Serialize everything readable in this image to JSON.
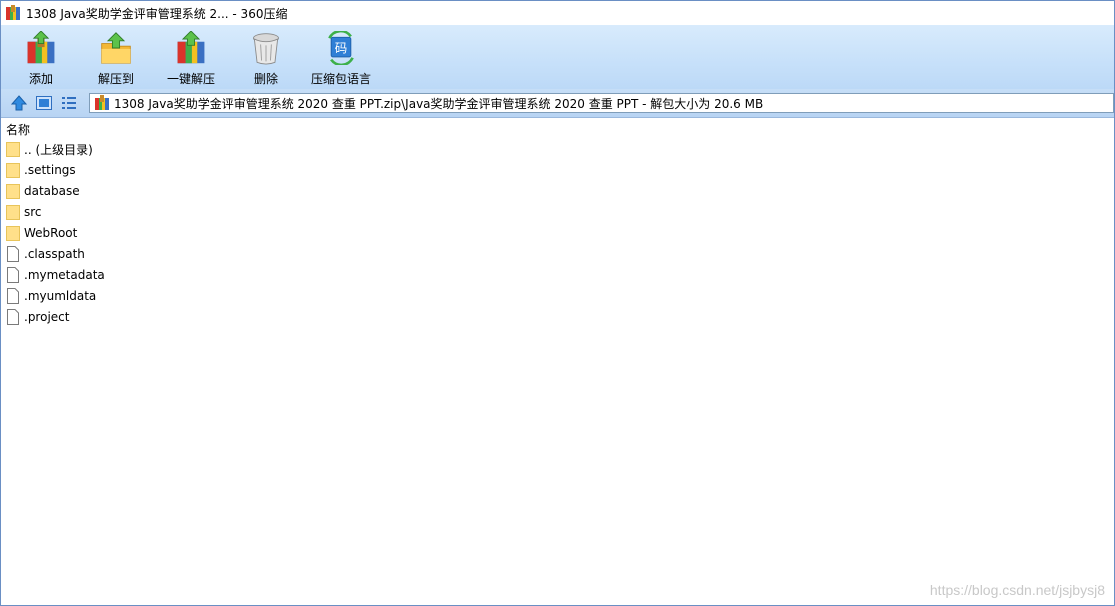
{
  "window": {
    "title": "1308 Java奖助学金评审管理系统 2... - 360压缩"
  },
  "toolbar": {
    "buttons": [
      {
        "label": "添加",
        "icon": "add-archive-icon"
      },
      {
        "label": "解压到",
        "icon": "extract-to-icon"
      },
      {
        "label": "一键解压",
        "icon": "one-click-extract-icon"
      },
      {
        "label": "删除",
        "icon": "delete-icon"
      },
      {
        "label": "压缩包语言",
        "icon": "archive-language-icon"
      }
    ],
    "language_icon_glyph": "码"
  },
  "address": {
    "path": "1308 Java奖助学金评审管理系统 2020 查重 PPT.zip\\Java奖助学金评审管理系统 2020 查重 PPT - 解包大小为 20.6 MB"
  },
  "list": {
    "column_name": "名称",
    "items": [
      {
        "name": ".. (上级目录)",
        "type": "folder"
      },
      {
        "name": ".settings",
        "type": "folder"
      },
      {
        "name": "database",
        "type": "folder"
      },
      {
        "name": "src",
        "type": "folder"
      },
      {
        "name": "WebRoot",
        "type": "folder"
      },
      {
        "name": ".classpath",
        "type": "file"
      },
      {
        "name": ".mymetadata",
        "type": "file"
      },
      {
        "name": ".myumldata",
        "type": "file"
      },
      {
        "name": ".project",
        "type": "file"
      }
    ]
  },
  "watermark": "https://blog.csdn.net/jsjbysj8",
  "colors": {
    "toolbar_bg": "#c8e1fa",
    "folder": "#ffd966",
    "accent": "#2f7fd6"
  }
}
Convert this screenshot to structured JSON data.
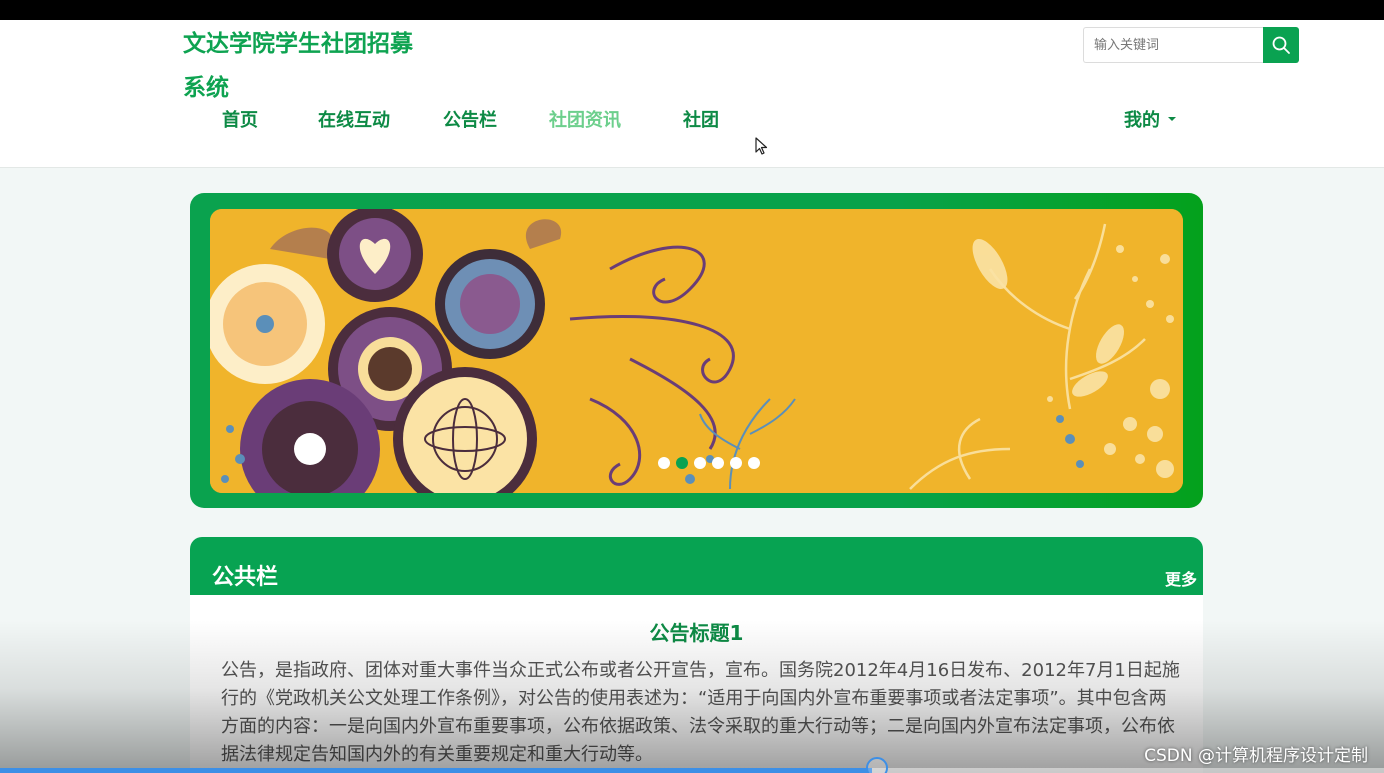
{
  "site": {
    "title": "文达学院学生社团招募系统"
  },
  "search": {
    "placeholder": "输入关键词"
  },
  "nav": {
    "items": [
      {
        "label": "首页"
      },
      {
        "label": "在线互动"
      },
      {
        "label": "公告栏"
      },
      {
        "label": "社团资讯",
        "active": true
      },
      {
        "label": "社团"
      }
    ],
    "user_menu": "我的"
  },
  "carousel": {
    "slide_count": 6,
    "active_index": 1
  },
  "board": {
    "title": "公共栏",
    "more": "更多",
    "notice_title": "公告标题1",
    "notice_body": "公告，是指政府、团体对重大事件当众正式公布或者公开宣告，宣布。国务院2012年4月16日发布、2012年7月1日起施行的《党政机关公文处理工作条例》，对公告的使用表述为：“适用于向国内外宣布重要事项或者法定事项”。其中包含两方面的内容：一是向国内外宣布重要事项，公布依据政策、法令采取的重大行动等；二是向国内外宣布法定事项，公布依据法律规定告知国内外的有关重要规定和重大行动等。"
  },
  "video": {
    "progress": 0.63
  },
  "watermark": "CSDN @计算机程序设计定制",
  "colors": {
    "brand": "#0aa251",
    "banner_bg": "#f0b42b",
    "text": "#555555"
  }
}
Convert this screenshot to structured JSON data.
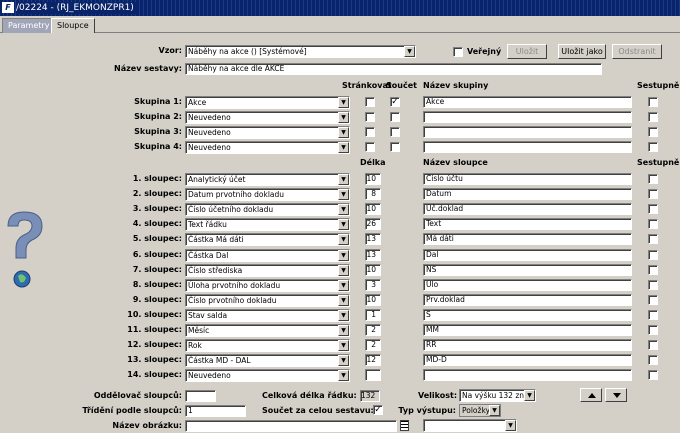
{
  "window": {
    "title": "/02224 - (RJ_EKMONZPR1)",
    "icon_text": "F"
  },
  "tabs": [
    {
      "label": "Parametry"
    },
    {
      "label": "Sloupce"
    }
  ],
  "vzor": {
    "label": "Vzor:",
    "value": "Náběhy na akce  ()  [Systémové]"
  },
  "verejny": {
    "label": "Veřejný"
  },
  "buttons": {
    "ulozit": "Uložit",
    "ulozit_jako": "Uložit jako",
    "odstranit": "Odstranit"
  },
  "nazev_sestavy": {
    "label": "Název sestavy:",
    "value": "Náběhy na akce dle AKCE"
  },
  "group_headers": {
    "strankovat": "Stránkovat",
    "soucet": "Součet",
    "nazev_skupiny": "Název skupiny",
    "sestupne": "Sestupně"
  },
  "groups": [
    {
      "label": "Skupina 1:",
      "value": "Akce",
      "strankovat": false,
      "soucet": true,
      "name": "Akce",
      "sestupne": false
    },
    {
      "label": "Skupina 2:",
      "value": "Neuvedeno",
      "strankovat": false,
      "soucet": false,
      "name": "",
      "sestupne": false
    },
    {
      "label": "Skupina 3:",
      "value": "Neuvedeno",
      "strankovat": false,
      "soucet": false,
      "name": "",
      "sestupne": false
    },
    {
      "label": "Skupina 4:",
      "value": "Neuvedeno",
      "strankovat": false,
      "soucet": false,
      "name": "",
      "sestupne": false
    }
  ],
  "col_headers": {
    "delka": "Délka",
    "nazev_sloupce": "Název sloupce",
    "sestupne": "Sestupně"
  },
  "columns": [
    {
      "label": "1. sloupec:",
      "value": "Analytický účet",
      "delka": "10",
      "name": "Číslo účtu"
    },
    {
      "label": "2. sloupec:",
      "value": "Datum prvotního dokladu",
      "delka": "8",
      "name": "Datum"
    },
    {
      "label": "3. sloupec:",
      "value": "Číslo účetního dokladu",
      "delka": "10",
      "name": "Úč.doklad"
    },
    {
      "label": "4. sloupec:",
      "value": "Text řádku",
      "delka": "26",
      "name": "Text"
    },
    {
      "label": "5. sloupec:",
      "value": "Částka Má dáti",
      "delka": "13",
      "name": "Má dáti"
    },
    {
      "label": "6. sloupec:",
      "value": "Částka Dal",
      "delka": "13",
      "name": "Dal"
    },
    {
      "label": "7. sloupec:",
      "value": "Číslo střediska",
      "delka": "10",
      "name": "NS"
    },
    {
      "label": "8. sloupec:",
      "value": "Úloha prvotního dokladu",
      "delka": "3",
      "name": "Úlo"
    },
    {
      "label": "9. sloupec:",
      "value": "Číslo prvotního dokladu",
      "delka": "10",
      "name": "Prv.doklad"
    },
    {
      "label": "10. sloupec:",
      "value": "Stav salda",
      "delka": "1",
      "name": "S"
    },
    {
      "label": "11. sloupec:",
      "value": "Měsíc",
      "delka": "2",
      "name": "MM"
    },
    {
      "label": "12. sloupec:",
      "value": "Rok",
      "delka": "2",
      "name": "RR"
    },
    {
      "label": "13. sloupec:",
      "value": "Částka MD - DAL",
      "delka": "12",
      "name": "MD-D"
    },
    {
      "label": "14. sloupec:",
      "value": "Neuvedeno",
      "delka": "",
      "name": ""
    }
  ],
  "footer": {
    "oddelovac": {
      "label": "Oddělovač sloupců:",
      "value": ""
    },
    "celkova": {
      "label": "Celková délka řádku:",
      "value": "132"
    },
    "velikost": {
      "label": "Velikost:",
      "value": "Na výšku 132 zn."
    },
    "trideni": {
      "label": "Třídění podle sloupců:",
      "value": "1"
    },
    "soucet_celou": {
      "label": "Součet za celou sestavu:",
      "checked": true
    },
    "typ_vystupu": {
      "label": "Typ výstupu:",
      "value": "Položky"
    },
    "nazev_obrazku": {
      "label": "Název obrázku:",
      "value": ""
    }
  }
}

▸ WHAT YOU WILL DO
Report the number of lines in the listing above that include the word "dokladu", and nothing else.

▸ ANSWER SPACE
4